1. Understanding Diabetes for Nurses I: Overview, Diagnosis and Treatment
This course is designed to assist the nurse in reviewing the etiology of diabetes and related risk factors, investigating the complications of diabetes, and considering clinical implications for practice, including treatment options. Upon completion of this course, the nurse will be able to explain the pathophysiology of diabetes, examine the risk factors for developing diabetes, and explore treatment options for the various types of diabetes. To learn more about this course, click here. To take the course, click here.
2. Understanding Diabetes for Nurses II: Prevention and Treatment of Diabetes Complications

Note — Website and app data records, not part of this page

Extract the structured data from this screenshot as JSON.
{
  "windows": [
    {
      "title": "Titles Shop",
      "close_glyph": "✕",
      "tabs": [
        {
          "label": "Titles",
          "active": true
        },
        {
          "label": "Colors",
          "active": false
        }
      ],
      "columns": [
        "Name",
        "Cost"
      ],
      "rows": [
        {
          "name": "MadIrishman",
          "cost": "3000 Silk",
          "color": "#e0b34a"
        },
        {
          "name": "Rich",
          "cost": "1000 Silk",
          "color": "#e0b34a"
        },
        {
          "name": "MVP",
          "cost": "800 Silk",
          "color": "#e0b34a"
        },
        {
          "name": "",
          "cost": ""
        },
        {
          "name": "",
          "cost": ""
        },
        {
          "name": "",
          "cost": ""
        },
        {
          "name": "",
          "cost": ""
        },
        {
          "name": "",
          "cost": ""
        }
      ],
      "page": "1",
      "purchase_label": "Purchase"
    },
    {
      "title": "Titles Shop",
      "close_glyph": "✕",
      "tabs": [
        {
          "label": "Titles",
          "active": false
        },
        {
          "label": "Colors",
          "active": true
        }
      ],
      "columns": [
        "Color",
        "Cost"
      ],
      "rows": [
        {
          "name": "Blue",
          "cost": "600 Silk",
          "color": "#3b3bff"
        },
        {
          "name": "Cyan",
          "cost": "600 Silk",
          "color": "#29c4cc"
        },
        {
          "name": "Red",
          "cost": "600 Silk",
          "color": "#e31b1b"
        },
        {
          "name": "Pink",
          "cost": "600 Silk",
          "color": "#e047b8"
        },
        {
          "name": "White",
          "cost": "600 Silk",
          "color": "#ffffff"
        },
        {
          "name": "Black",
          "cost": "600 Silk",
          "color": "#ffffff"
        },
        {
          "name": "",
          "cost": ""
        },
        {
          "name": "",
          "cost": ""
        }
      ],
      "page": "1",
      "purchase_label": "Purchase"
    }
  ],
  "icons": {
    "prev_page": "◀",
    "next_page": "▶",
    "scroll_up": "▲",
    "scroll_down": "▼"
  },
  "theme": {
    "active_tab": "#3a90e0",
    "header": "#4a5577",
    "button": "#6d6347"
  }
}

This course is designed to give nurses a comprehensive overview of the complications of diabetes. Diabetes affects multiple organ systems throughout the body, and can cause severe morbidity and even mortality if not appropriately treated. The best strategies for both prevention and treatment of diabetes and diabetes-related comorbidities are glucose control and lifestyle changes. Upon completion of this course, the nurse will be able to identify the types of complications caused by diabetes, examine the risk factors for developing diabetes, explore how complications can be prevented or delayed, and discuss treatment options if complications occur. To learn more about this course, click here. To take the course, click here.
3. Understanding Diabetes for Nurses III: Diabetes Management, Nutrition and Patient Education
This course is designed to assist the nurse in investigating the complications of diabetes including the signs and symptoms of hypo and hyperglycemia along with considering clinical implications for practice with treatment options. This course also will explore diet plans for the diabetic patient, considerations for discharge planning and educational support for patients and their families. Upon completion of this course, the nurse will be able to understand the signs and symptoms of hypo/hyperglycemia and its treatment options, evaluate the Point-of-Care procedure for obtaining a blood glucose level, identify normal versus critical values, develop a diet plan for the diabetic patient, teach patients about when to check blood glucose levels, evaluate discharge planning goals and examine educational support given to patients and their families To learn more about this course, click here. To take the course, click here.
- American Diabetes Association. (2021). Statistics about diabetes. https://www.diabetes.org/resources/statistics/statistics-about-diabetes
- World Health Organization. (2021). Diabetes. https://www.who.int/news-room/fact-sheets/detail/diabetes
- International Diabetes Federation. (2021). IDF Diabetes Atlas (10th ed.). https://diabetesatlas.org/
About the author:
Brenda Kozak, MSN, RN, CNE has over 18 years of clinical nursing experience in a variety of healthcare settings. She has a Master’s degree in nursing with a focus on education, and has teaching experience in clinical and academic settings. Brenda currently is a certified nurse educator pursuing her doctorate of nursing practice (DNP) from the Northern Illinois University.